- Problem to solve
All of the records must come back exactly. Please repeat them in full.

- Material for this task
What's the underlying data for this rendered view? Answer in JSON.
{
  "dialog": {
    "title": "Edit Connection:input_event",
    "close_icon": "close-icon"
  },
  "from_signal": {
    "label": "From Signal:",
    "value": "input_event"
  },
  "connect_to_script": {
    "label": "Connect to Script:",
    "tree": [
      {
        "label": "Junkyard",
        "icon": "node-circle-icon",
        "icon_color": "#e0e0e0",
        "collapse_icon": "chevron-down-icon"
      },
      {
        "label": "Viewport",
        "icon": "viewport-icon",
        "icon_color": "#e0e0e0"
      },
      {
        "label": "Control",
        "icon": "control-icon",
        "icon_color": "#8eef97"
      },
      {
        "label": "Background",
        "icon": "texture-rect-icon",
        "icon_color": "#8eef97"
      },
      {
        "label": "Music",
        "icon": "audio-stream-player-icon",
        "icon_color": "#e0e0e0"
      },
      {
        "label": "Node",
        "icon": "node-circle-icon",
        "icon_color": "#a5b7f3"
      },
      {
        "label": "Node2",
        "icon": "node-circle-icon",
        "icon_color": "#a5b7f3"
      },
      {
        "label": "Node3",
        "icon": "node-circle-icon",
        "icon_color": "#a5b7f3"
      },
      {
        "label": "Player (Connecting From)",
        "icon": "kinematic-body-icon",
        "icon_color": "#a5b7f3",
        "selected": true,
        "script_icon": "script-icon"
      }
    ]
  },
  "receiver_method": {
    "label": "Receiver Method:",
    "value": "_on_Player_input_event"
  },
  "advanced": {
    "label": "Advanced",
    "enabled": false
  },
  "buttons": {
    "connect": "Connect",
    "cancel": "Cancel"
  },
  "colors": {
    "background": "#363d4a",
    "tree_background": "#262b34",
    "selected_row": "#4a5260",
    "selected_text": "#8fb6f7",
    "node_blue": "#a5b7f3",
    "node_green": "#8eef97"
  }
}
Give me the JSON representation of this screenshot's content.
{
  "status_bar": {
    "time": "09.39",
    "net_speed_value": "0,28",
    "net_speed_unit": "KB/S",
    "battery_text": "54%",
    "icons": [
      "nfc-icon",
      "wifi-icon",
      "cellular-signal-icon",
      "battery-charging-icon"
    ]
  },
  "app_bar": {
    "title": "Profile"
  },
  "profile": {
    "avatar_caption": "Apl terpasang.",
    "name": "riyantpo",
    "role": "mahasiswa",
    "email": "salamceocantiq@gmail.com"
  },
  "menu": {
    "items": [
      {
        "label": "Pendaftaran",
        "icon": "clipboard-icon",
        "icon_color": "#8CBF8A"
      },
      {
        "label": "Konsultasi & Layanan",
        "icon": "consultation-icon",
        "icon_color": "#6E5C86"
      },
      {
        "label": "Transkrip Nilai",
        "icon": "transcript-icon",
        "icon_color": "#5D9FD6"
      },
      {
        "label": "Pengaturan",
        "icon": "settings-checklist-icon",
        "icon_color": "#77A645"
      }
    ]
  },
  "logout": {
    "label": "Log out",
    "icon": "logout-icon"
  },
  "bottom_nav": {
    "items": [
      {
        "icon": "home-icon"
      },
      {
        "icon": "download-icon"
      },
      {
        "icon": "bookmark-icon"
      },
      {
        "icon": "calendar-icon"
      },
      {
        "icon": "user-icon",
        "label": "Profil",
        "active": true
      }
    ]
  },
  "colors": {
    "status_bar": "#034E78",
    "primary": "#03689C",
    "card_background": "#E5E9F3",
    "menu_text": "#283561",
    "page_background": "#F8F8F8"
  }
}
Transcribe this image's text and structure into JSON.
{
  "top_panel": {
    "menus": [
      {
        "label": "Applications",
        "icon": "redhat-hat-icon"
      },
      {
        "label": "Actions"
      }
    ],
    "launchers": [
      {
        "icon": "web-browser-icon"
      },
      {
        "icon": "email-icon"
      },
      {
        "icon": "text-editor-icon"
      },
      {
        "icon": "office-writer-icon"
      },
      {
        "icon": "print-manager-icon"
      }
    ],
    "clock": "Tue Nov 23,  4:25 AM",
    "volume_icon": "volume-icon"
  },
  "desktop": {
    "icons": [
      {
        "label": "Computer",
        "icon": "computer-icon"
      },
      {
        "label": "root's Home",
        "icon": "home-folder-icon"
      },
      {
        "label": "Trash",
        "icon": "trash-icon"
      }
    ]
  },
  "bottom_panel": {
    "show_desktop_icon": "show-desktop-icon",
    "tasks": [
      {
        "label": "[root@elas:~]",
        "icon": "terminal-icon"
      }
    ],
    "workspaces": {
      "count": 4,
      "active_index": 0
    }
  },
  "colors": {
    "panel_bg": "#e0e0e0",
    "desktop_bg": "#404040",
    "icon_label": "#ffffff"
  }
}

- Answer to this problem
What's the underlying data for this rendered view? Answer in JSON.
{
  "dialog": {
    "title": "Edit Connection:input_event",
    "close_icon": "close-icon"
  },
  "from_signal": {
    "label": "From Signal:",
    "value": "input_event"
  },
  "connect_to_script": {
    "label": "Connect to Script:",
    "tree": [
      {
        "label": "Junkyard",
        "icon": "node-circle-icon",
        "icon_color": "#e0e0e0",
        "collapse_icon": "chevron-down-icon"
      },
      {
        "label": "Viewport",
        "icon": "viewport-icon",
        "icon_color": "#e0e0e0"
      },
      {
        "label": "Control",
        "icon": "control-icon",
        "icon_color": "#8eef97"
      },
      {
        "label": "Background",
        "icon": "texture-rect-icon",
        "icon_color": "#8eef97"
      },
      {
        "label": "Music",
        "icon": "audio-stream-player-icon",
        "icon_color": "#e0e0e0"
      },
      {
        "label": "Node",
        "icon": "node-circle-icon",
        "icon_color": "#a5b7f3"
      },
      {
        "label": "Node2",
        "icon": "node-circle-icon",
        "icon_color": "#a5b7f3"
      },
      {
        "label": "Node3",
        "icon": "node-circle-icon",
        "icon_color": "#a5b7f3"
      },
      {
        "label": "Player (Connecting From)",
        "icon": "kinematic-body-icon",
        "icon_color": "#a5b7f3",
        "selected": true,
        "script_icon": "script-icon"
      }
    ]
  },
  "receiver_method": {
    "label": "Receiver Method:",
    "value": "_on_Player_input_event"
  },
  "advanced": {
    "label": "Advanced",
    "enabled": false
  },
  "buttons": {
    "connect": "Connect",
    "cancel": "Cancel"
  },
  "colors": {
    "background": "#363d4a",
    "tree_background": "#262b34",
    "selected_row": "#4a5260",
    "selected_text": "#8fb6f7",
    "node_blue": "#a5b7f3",
    "node_green": "#8eef97"
  }
}
Give me the JSON representation of this screenshot's content.
{
  "status_bar": {
    "time": "09.39",
    "net_speed_value": "0,28",
    "net_speed_unit": "KB/S",
    "battery_text": "54%",
    "icons": [
      "nfc-icon",
      "wifi-icon",
      "cellular-signal-icon",
      "battery-charging-icon"
    ]
  },
  "app_bar": {
    "title": "Profile"
  },
  "profile": {
    "avatar_caption": "Apl terpasang.",
    "name": "riyantpo",
    "role": "mahasiswa",
    "email": "salamceocantiq@gmail.com"
  },
  "menu": {
    "items": [
      {
        "label": "Pendaftaran",
        "icon": "clipboard-icon",
        "icon_color": "#8CBF8A"
      },
      {
        "label": "Konsultasi & Layanan",
        "icon": "consultation-icon",
        "icon_color": "#6E5C86"
      },
      {
        "label": "Transkrip Nilai",
        "icon": "transcript-icon",
        "icon_color": "#5D9FD6"
      },
      {
        "label": "Pengaturan",
        "icon": "settings-checklist-icon",
        "icon_color": "#77A645"
      }
    ]
  },
  "logout": {
    "label": "Log out",
    "icon": "logout-icon"
  },
  "bottom_nav": {
    "items": [
      {
        "icon": "home-icon"
      },
      {
        "icon": "download-icon"
      },
      {
        "icon": "bookmark-icon"
      },
      {
        "icon": "calendar-icon"
      },
      {
        "icon": "user-icon",
        "label": "Profil",
        "active": true
      }
    ]
  },
  "colors": {
    "status_bar": "#034E78",
    "primary": "#03689C",
    "card_background": "#E5E9F3",
    "menu_text": "#283561",
    "page_background": "#F8F8F8"
  }
}
Transcribe this image's text and structure into JSON.
{
  "top_panel": {
    "menus": [
      {
        "label": "Applications",
        "icon": "redhat-hat-icon"
      },
      {
        "label": "Actions"
      }
    ],
    "launchers": [
      {
        "icon": "web-browser-icon"
      },
      {
        "icon": "email-icon"
      },
      {
        "icon": "text-editor-icon"
      },
      {
        "icon": "office-writer-icon"
      },
      {
        "icon": "print-manager-icon"
      }
    ],
    "clock": "Tue Nov 23,  4:25 AM",
    "volume_icon": "volume-icon"
  },
  "desktop": {
    "icons": [
      {
        "label": "Computer",
        "icon": "computer-icon"
      },
      {
        "label": "root's Home",
        "icon": "home-folder-icon"
      },
      {
        "label": "Trash",
        "icon": "trash-icon"
      }
    ]
  },
  "bottom_panel": {
    "show_desktop_icon": "show-desktop-icon",
    "tasks": [
      {
        "label": "[root@elas:~]",
        "icon": "terminal-icon"
      }
    ],
    "workspaces": {
      "count": 4,
      "active_index": 0
    }
  },
  "colors": {
    "panel_bg": "#e0e0e0",
    "desktop_bg": "#404040",
    "icon_label": "#ffffff"
  }
}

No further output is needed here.